Federal mandates out west foreshadow a worsening water supply situation moving forward.
PHOTO © Andrey | ADOBE STOCK

We’re going to run out of water well before we run out of fossil fuels.

This is a declaration I’ve heard put forth by more than one industry professional this past summer. I certainly am not qualified to say whether or not that’s true, or which one will run out first, but I think it’s safe to say when you overexploit any natural resource — without considering how to replace it — you’re going to eventually get yourself in real trouble. I’d say with some of the major water cuts hitting the U.S., we are probably already there.

The U.S. federal government handed down its first federal mandatory water cut in August to the Colorado River, with farmers in Arizona taking the biggest hit. Lake Mead, the reservoir created by the Hoover Dam on the Colorado River, hit a record low water level in August of 1067.57 feet above sea level (August 18th, 2021, according to lakelevels.info). This is not to say a water crisis is a new phenomenon: property owners across many states, especially Texas and California, have long been under irrigation and other water-use restrictions on a seasonal basis. But those restrictions have fallen under state or local authorities. Now that the feds are getting involved, perhaps the general public will start to pay closer attention to the seriousness of the issue, especially when it becomes more obvious that our food supply is in peril.

If you’re familiar with the “peak oil” theory, then you may have also heard of the parallel “peak water” theory. Just like we rely on fuels generated from fossils, much of modern agriculture also primarily relies on “fossil water,” which comes from naturally occurring underground reservoirs, or aquifers, which may or may not be naturally replenished. Either way, if you’re taking water out of aquifers faster than it can be replenished (if it can be replenished), you’re still in trouble. Sure, unlike fossil fuels, some sources of freshwater are renewable in terms of ecological availability. But our growing populations and their need and demands for water continue to increase non-renewable use, which inevitably leads to non-renewable use of water resources. Not to mention the increasing threat of corporatization of water ownership and rights.

So, can hydroponics save the world’s water? We know that growing food hydroponically already saves anywhere from 70-90% of water use from the get-go. Some growers claim they are managing an impressive 95% reduction in closed recirculating systems, versus water use in field crops. Others claim retention of 97% of their wastewater using closed-circuit desalination (CCD) and reverse osmosis (RO) systems. It’s impressive technology, but it does require a substantial investment and patience on ROI for the cost.

“...we are already struggling to water agricultural crops now, how do we expect to do so for billions more in the near future?”

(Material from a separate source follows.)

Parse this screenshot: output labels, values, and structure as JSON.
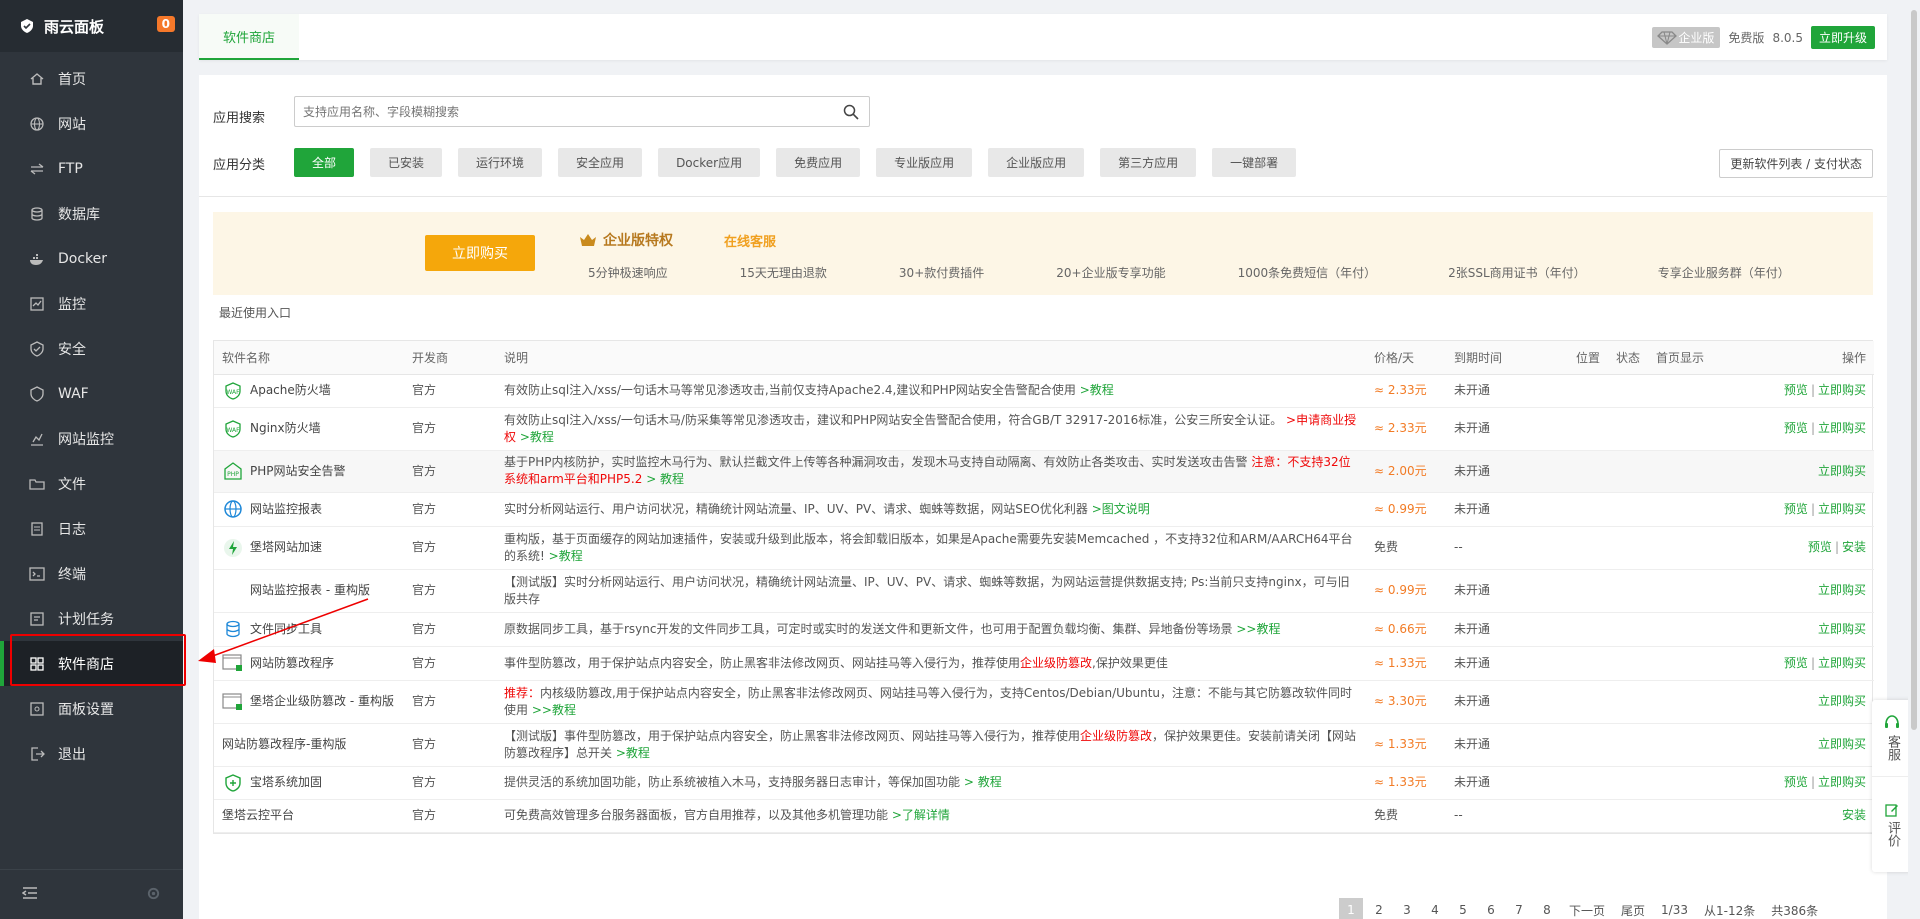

If you are growing in container culture in your greenhouse, then water reclamation and recycling obviously gets more complex and the infrastructure needs become more challenging, especially if you are trying to retrofit existing structures. If you’re a large operation, tail water recovery systems may work better for you, while smaller greenhouses can potentially use flood and filter floors. Unfortunately, there is no one-size-fits-all solution given the individual dynamics of any given greenhouse structure. Every job is a custom job.

Nevertheless, water shortages will force the entire industry to innovate and adapt. Given the U.S. has about 5% of the world’s population, but uses as much water as China or India, mostly to grow food for export to the rest of the world, greenhouse food growers have both a unique ability — and responsibility — to lead the country in water recycling and conservation efforts … complexity and costs aside, it’s the direction in which we all need to move.

Feeding people is, of course, the main driver of agriculture. Yet, the more of us there are, the harder that gets. The human population is expected to hit 9.2 billion by 2050, with water demands expected to be up by 55% by that year. If we are already struggling to water agricultural crops now, how do we expect to do so for billions more in the near future? Personally, I don’t think we have any business populating the world to that degree. Making sure women have equal rights and domain over their own lives is ultimately the place to start on that issue. But as it stands, there doesn’t seem to be any slowing the population growth any time soon.

Projections of “peak population” have evolved over the years, from the 2004 United Nations Department of Economic and Social Affairs report that predicted world population would peak at 9.22 billion in 2075 then settle out to about 9 billion. In 2014, the United Nations Population Division projected a less optimistic number of 11 billion by 2100 with no declining trend thereafter. Fast forward to 2020, and the Global Burden of Disease Study offered a population peak of 9.7 billion in 2064, with a decline to 8.8 billion in 2100; but that potential decline is directly tied to the advancement of women’s rights, globally.

So, we can talk about water shortages and conservation, as well as reclamation and recycling technology all day long. But unless we’re also willing to couple those conversations with action to ensure women’s rights — and basic human (non-corporate) rights to water access — we aren’t addressing a major root issue of the population, and water consumption, problem.

Leslie (CPH) owns Halleck Horticultural, LLC, through which she provides horticultural consulting, business and marketing strategy, product development and branding, and content creation for green industry companies. lesliehalleck.com